The U.S. Food and Drug Administration may soon approve or reject mobile health applications. The government agency said on Wednesday that it is proposing to oversee the applications in an effort to ensure the apps perform as advertised and aren’t actually hurting users. “There are advantages to using medical apps, but consumers and health care professionals should have a balanced awareness of the benefits and risks,” FDA policy advisor Bakul Patel said. The administration hopes to approve and reject mobile applications that:
- Are used as an accessory to an FDA-regulated medical device. For example, an app could enable a health care professional to view medical images on an iPad and make a diagnosis;
- Transform a mobile platform into a regulated medical device. For example, an app that turns a smartphone into an electrocardiography, or ECG, machine to detect abnormal heart rhythms or determine if a patient is experiencing a heart attack.
“We want to hear from as many consumers, advocacy groups, health care professionals, and software creators and distributors as possible to help us finalize the proposed guidelines,” Patel said. The proposed guidelines will be published on Wednesday.
We now spend more time using mobile apps than on the Internet, according to a new research report from Flurry. The firm, which pulls its data from more than 85,000 applications, noted that in June 2011 the average person spent 81 minutes using mobile applications each day and just 74 minutes surfing the web. That’s up from December, when the firm found that users spent more time surfing the web (70 minutes) than using mobile apps (66 minutes). More surprisingly, it’s a 91% jump from last year when users spent just under 43 minutes using mobile apps, versus 64 minutes spent surfing the web. Flurry also found that mobile users spend 47% of their time playing games, 32% of their time browsing social networks, 9% reading the news, and 7% using other “entertainment” apps. Finally, the company said that 14 of the 74 minutes spent per day by consumers on the Internet is spent browsing Facebook. More →
If there’s one thing the world needs right now, there’s no doubt in our minds it’s another on-device application store. Lucky for us, LG seems to agree. The electronics giant has launched its mobile app store in Asia and is setting its sights on going global (Europe and South America, no US yet) by the end of 2009. The creatively named “LG Application Store” will see 1,400 applications right out the gate – quite impressive for an app store at launch — with about 100 of those applications available for free. We can’t say we’re overly impressed with the ratio of free to paid apps, but anything is better than the selection of 30 that Pre users are currently forced to pick from.

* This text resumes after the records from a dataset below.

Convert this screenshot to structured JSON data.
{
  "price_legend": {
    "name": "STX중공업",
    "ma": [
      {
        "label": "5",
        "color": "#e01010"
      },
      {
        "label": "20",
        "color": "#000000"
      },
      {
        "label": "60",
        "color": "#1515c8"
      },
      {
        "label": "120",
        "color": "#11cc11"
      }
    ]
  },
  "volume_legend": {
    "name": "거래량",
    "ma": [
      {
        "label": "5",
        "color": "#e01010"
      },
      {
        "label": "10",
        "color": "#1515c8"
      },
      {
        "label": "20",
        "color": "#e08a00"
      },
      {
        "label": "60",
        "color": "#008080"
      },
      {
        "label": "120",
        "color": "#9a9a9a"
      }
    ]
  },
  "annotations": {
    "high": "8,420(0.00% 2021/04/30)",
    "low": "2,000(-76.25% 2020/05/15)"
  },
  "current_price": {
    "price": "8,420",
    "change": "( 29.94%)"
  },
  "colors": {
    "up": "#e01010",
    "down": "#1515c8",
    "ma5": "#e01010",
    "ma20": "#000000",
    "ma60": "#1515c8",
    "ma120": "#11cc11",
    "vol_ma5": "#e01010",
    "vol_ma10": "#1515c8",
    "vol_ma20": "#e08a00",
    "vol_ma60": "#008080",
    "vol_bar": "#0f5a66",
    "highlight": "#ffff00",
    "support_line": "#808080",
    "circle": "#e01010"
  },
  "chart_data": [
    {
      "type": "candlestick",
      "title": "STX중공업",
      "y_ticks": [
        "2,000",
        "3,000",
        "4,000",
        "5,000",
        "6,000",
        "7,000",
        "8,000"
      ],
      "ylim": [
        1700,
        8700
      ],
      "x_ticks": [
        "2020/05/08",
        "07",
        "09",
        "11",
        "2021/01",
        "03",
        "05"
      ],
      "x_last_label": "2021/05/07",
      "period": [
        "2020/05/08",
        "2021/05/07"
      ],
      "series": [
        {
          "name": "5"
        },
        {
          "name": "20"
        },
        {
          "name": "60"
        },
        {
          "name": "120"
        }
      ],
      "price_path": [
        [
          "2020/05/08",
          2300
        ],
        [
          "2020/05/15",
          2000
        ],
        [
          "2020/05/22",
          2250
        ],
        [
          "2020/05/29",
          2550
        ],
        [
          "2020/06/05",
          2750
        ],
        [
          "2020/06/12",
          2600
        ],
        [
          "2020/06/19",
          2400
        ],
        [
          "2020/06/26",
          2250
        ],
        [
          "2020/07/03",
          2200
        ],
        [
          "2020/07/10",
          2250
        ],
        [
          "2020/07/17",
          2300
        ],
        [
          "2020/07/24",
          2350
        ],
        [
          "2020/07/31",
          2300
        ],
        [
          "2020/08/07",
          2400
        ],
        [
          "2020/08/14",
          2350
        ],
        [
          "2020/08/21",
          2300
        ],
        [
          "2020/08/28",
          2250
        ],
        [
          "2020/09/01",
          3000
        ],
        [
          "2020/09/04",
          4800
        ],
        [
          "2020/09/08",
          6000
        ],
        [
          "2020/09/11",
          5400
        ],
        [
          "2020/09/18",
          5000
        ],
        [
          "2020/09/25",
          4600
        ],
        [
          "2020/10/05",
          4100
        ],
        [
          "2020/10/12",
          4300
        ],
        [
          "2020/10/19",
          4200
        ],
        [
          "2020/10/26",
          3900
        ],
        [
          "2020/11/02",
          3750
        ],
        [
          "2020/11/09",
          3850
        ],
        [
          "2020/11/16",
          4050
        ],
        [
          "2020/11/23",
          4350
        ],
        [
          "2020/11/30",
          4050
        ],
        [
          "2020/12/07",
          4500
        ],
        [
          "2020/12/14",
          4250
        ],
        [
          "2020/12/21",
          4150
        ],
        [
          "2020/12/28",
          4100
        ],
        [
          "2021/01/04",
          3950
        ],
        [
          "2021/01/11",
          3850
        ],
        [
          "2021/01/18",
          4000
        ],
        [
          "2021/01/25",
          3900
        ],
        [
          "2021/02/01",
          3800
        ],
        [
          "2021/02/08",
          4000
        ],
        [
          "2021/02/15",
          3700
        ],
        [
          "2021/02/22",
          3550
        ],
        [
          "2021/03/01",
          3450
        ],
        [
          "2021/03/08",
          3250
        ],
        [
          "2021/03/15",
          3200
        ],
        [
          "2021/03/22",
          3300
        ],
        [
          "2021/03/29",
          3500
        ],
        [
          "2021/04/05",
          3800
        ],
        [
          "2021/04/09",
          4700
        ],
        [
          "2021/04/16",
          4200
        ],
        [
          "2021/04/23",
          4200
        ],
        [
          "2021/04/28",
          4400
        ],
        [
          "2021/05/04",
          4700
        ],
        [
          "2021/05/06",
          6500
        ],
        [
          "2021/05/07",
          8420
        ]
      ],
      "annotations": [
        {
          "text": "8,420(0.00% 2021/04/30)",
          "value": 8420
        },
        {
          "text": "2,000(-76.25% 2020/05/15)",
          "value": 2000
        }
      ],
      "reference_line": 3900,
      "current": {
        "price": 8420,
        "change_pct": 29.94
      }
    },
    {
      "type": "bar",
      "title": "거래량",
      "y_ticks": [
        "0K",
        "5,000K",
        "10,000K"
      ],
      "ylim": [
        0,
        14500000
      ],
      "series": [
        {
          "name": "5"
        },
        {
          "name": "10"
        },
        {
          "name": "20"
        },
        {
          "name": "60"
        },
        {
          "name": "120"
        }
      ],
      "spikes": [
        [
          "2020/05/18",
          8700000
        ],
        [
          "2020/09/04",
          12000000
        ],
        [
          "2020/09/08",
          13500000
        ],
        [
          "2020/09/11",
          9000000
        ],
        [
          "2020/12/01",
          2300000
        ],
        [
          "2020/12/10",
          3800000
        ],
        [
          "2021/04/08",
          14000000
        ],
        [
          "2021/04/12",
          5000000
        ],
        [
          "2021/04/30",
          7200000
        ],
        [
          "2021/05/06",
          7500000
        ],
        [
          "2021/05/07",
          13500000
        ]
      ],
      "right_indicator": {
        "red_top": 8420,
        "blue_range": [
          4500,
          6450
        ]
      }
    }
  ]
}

If and when LG’s offering makes it to the US however, we would expect the number of free (and total) apps to have grown substantially — pending some level of success of course.